# What this task involves
Gather every line in the records below that contains the word "time".

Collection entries
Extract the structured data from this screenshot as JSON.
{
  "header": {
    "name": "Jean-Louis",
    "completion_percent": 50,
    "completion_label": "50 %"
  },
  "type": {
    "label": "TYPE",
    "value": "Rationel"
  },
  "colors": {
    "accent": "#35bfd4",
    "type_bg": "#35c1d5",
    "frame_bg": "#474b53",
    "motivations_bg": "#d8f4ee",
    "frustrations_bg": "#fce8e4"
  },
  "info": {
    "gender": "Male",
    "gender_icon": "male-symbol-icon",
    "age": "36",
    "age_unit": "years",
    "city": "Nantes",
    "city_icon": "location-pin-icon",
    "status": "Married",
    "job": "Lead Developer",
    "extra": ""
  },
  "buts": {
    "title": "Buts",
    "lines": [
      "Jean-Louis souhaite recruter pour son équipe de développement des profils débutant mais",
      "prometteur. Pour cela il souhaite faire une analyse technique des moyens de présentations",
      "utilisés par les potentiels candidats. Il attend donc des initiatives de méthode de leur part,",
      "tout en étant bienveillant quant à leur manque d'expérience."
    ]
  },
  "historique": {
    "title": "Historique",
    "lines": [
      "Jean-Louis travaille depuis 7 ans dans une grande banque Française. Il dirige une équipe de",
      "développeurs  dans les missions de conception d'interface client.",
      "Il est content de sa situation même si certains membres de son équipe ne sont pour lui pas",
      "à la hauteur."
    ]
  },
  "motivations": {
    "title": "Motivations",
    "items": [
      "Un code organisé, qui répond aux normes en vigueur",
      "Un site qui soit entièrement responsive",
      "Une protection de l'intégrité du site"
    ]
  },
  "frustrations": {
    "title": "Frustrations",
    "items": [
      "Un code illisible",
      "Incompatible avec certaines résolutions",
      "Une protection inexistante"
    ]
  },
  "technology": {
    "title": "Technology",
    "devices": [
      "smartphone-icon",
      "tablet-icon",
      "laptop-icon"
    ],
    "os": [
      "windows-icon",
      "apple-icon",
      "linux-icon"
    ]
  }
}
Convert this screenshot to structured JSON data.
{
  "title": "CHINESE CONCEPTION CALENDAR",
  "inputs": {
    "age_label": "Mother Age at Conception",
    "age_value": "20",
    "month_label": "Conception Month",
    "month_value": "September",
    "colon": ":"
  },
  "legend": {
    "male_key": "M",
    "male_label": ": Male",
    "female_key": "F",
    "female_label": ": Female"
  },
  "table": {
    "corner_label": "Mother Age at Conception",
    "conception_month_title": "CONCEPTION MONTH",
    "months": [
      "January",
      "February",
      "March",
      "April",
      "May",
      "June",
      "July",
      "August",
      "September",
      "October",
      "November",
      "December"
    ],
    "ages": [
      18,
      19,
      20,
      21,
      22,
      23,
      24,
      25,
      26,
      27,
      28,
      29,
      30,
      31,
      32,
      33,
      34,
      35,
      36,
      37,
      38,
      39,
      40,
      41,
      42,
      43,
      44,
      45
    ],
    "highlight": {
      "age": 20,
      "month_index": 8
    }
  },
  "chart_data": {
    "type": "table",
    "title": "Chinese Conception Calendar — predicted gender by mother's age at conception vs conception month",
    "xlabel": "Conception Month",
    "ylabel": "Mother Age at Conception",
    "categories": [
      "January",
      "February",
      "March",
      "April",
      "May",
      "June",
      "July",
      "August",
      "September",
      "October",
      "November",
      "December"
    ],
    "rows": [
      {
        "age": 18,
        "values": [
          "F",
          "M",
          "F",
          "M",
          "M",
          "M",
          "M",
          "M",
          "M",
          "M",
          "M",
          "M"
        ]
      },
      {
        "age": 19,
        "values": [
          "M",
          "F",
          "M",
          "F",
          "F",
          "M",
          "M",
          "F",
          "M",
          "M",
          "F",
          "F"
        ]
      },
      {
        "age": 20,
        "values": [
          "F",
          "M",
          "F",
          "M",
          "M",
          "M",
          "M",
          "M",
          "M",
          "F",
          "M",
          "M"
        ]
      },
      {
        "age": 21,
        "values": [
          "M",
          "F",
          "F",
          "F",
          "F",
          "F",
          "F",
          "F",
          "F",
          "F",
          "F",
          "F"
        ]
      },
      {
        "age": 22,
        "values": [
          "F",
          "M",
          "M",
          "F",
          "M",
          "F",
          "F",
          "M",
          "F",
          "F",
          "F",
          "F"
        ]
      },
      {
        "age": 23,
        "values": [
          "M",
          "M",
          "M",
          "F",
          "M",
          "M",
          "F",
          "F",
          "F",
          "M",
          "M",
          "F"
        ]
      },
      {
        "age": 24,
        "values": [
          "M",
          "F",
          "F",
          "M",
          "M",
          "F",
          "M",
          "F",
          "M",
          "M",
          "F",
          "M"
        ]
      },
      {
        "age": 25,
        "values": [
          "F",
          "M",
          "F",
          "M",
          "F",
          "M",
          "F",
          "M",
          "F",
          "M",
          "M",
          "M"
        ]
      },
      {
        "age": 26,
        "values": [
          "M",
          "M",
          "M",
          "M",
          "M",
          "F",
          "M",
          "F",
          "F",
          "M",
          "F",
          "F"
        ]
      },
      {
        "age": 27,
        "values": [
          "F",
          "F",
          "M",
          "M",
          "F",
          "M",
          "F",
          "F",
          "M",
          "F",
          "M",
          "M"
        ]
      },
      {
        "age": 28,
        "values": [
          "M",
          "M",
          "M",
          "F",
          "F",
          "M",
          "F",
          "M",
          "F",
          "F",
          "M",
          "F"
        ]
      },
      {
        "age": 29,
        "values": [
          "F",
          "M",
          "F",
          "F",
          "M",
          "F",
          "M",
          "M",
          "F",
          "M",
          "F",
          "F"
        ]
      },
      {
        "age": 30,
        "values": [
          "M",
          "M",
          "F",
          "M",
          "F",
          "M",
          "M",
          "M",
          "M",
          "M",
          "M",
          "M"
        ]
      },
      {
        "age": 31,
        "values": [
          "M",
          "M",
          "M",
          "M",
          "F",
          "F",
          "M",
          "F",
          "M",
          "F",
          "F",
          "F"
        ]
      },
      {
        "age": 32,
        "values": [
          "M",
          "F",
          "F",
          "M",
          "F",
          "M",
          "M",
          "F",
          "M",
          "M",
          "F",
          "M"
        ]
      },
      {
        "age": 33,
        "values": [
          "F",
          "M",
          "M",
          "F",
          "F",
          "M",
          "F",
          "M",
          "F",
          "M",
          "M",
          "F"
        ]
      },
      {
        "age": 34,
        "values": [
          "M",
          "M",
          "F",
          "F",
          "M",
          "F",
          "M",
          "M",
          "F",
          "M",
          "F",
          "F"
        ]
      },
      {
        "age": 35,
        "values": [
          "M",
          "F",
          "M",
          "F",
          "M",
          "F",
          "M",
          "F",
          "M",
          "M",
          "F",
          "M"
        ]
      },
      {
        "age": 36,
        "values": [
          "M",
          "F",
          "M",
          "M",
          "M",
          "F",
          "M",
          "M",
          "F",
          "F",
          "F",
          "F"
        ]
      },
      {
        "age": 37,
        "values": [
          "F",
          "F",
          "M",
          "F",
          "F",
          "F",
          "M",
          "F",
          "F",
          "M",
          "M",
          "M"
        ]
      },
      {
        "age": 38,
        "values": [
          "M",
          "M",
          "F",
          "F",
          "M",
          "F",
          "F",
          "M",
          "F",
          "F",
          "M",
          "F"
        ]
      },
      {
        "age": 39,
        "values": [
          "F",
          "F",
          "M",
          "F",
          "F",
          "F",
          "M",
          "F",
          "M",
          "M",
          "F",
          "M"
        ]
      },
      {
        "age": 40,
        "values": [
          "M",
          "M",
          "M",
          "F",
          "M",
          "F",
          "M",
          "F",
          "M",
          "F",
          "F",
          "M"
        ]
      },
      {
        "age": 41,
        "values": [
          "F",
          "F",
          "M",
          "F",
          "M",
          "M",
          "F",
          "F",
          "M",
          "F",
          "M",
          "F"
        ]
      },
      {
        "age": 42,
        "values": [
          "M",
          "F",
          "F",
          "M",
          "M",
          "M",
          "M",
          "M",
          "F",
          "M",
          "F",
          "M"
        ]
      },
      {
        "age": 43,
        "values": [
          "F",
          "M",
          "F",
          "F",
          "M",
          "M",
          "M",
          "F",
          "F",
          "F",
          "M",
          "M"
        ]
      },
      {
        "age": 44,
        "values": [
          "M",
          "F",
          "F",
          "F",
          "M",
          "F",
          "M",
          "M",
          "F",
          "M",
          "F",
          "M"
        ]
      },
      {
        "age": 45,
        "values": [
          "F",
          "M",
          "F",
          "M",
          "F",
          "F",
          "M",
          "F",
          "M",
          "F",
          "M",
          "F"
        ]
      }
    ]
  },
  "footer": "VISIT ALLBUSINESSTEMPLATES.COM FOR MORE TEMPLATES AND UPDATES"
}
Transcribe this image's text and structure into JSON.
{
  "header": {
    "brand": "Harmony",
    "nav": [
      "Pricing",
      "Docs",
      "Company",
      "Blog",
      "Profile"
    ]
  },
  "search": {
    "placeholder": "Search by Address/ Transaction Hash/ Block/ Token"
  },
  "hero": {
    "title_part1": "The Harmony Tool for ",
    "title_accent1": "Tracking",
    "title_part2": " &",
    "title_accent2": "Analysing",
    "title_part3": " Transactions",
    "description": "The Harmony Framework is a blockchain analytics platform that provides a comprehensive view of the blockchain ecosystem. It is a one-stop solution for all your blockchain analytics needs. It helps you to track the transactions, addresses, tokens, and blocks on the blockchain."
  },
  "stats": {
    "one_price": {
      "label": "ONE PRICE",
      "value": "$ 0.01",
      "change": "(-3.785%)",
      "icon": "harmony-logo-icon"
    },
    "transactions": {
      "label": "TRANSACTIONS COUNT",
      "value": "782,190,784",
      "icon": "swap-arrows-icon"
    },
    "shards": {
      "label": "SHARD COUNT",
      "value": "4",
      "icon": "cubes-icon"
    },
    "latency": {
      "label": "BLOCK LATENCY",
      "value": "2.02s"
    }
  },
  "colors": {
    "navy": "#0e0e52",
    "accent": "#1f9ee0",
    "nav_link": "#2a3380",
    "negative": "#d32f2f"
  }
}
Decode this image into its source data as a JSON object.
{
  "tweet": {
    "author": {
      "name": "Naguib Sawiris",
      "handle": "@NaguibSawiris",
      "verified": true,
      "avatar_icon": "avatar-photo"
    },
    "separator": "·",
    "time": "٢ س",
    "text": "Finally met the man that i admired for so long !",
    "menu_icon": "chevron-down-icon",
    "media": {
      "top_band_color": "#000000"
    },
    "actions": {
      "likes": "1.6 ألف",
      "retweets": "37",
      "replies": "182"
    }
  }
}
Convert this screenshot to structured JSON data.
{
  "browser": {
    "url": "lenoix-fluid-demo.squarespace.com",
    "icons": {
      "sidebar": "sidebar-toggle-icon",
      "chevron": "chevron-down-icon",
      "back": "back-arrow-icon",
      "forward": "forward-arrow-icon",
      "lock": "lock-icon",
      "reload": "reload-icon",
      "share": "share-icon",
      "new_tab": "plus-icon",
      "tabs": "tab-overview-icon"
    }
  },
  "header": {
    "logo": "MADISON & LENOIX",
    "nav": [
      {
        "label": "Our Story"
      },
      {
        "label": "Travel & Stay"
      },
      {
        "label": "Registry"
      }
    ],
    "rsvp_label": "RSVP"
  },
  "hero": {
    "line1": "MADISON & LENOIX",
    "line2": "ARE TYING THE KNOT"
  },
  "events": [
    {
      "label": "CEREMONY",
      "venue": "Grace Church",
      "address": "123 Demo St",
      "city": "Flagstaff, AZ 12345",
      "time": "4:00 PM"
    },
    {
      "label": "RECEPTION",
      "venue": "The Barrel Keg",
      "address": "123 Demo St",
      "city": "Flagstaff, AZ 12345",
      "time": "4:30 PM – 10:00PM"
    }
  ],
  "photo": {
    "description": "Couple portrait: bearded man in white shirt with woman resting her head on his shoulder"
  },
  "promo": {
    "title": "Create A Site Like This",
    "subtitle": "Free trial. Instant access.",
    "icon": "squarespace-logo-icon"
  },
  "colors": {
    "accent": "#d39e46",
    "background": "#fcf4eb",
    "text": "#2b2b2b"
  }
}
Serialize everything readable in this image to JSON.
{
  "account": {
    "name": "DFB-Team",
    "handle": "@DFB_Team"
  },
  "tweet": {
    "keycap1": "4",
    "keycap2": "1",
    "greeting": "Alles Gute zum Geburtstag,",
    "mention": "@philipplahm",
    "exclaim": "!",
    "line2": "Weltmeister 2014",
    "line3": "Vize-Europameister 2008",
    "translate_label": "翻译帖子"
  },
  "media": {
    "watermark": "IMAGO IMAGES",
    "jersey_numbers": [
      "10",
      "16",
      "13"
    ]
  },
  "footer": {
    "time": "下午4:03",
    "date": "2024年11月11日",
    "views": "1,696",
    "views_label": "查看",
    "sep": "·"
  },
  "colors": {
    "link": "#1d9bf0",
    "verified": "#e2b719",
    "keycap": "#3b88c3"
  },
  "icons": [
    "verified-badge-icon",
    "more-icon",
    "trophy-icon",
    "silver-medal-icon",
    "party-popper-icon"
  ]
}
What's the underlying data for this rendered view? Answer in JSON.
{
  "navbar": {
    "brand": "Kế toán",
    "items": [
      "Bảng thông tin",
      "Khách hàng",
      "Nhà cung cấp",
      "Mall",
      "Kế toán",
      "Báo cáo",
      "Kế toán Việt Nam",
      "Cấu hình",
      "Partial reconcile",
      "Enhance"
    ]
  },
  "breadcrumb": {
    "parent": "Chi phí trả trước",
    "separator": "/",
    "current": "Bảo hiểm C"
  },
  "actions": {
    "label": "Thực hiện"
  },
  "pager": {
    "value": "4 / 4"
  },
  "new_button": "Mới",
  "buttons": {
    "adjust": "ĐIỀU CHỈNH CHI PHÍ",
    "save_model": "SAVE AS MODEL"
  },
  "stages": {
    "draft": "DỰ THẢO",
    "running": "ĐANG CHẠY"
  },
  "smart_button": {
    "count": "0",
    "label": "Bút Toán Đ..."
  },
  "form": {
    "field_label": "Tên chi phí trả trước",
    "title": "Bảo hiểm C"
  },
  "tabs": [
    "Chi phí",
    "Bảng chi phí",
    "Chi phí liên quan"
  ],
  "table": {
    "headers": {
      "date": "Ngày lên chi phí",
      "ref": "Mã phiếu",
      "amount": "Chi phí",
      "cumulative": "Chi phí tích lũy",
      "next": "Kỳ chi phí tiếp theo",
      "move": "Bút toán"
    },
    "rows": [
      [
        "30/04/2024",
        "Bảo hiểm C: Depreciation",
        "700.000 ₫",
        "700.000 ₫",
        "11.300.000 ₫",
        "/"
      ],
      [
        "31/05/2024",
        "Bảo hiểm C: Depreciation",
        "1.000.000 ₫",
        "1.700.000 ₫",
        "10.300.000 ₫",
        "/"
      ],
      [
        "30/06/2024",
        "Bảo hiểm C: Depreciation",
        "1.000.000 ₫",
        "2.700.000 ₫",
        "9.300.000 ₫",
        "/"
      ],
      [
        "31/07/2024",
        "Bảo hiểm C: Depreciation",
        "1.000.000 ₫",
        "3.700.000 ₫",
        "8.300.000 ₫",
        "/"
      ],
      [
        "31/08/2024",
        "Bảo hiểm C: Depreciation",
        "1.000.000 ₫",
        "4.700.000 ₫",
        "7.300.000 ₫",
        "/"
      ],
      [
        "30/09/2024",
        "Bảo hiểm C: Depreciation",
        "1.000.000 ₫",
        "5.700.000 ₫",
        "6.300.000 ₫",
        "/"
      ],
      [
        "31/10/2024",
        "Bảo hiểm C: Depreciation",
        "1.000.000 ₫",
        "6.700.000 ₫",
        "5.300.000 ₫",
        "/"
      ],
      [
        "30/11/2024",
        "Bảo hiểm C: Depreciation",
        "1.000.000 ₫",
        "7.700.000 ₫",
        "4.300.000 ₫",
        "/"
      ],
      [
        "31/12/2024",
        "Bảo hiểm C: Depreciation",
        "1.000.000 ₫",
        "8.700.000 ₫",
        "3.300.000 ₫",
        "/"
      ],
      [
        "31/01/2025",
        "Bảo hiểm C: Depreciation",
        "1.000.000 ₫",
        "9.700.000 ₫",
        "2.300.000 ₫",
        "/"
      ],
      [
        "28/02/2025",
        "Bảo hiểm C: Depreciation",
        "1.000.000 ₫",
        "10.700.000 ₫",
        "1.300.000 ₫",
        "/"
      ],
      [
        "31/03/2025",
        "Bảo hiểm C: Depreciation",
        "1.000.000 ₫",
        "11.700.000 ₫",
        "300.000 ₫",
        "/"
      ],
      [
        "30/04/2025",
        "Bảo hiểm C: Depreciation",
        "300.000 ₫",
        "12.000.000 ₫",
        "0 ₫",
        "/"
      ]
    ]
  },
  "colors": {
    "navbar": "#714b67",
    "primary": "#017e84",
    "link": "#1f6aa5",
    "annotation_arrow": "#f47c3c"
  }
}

# Solution for this task
    "time": "٢ س",
      "time": "4:00 PM"
      "time": "4:30 PM – 10:00PM"
    "time": "下午4:03",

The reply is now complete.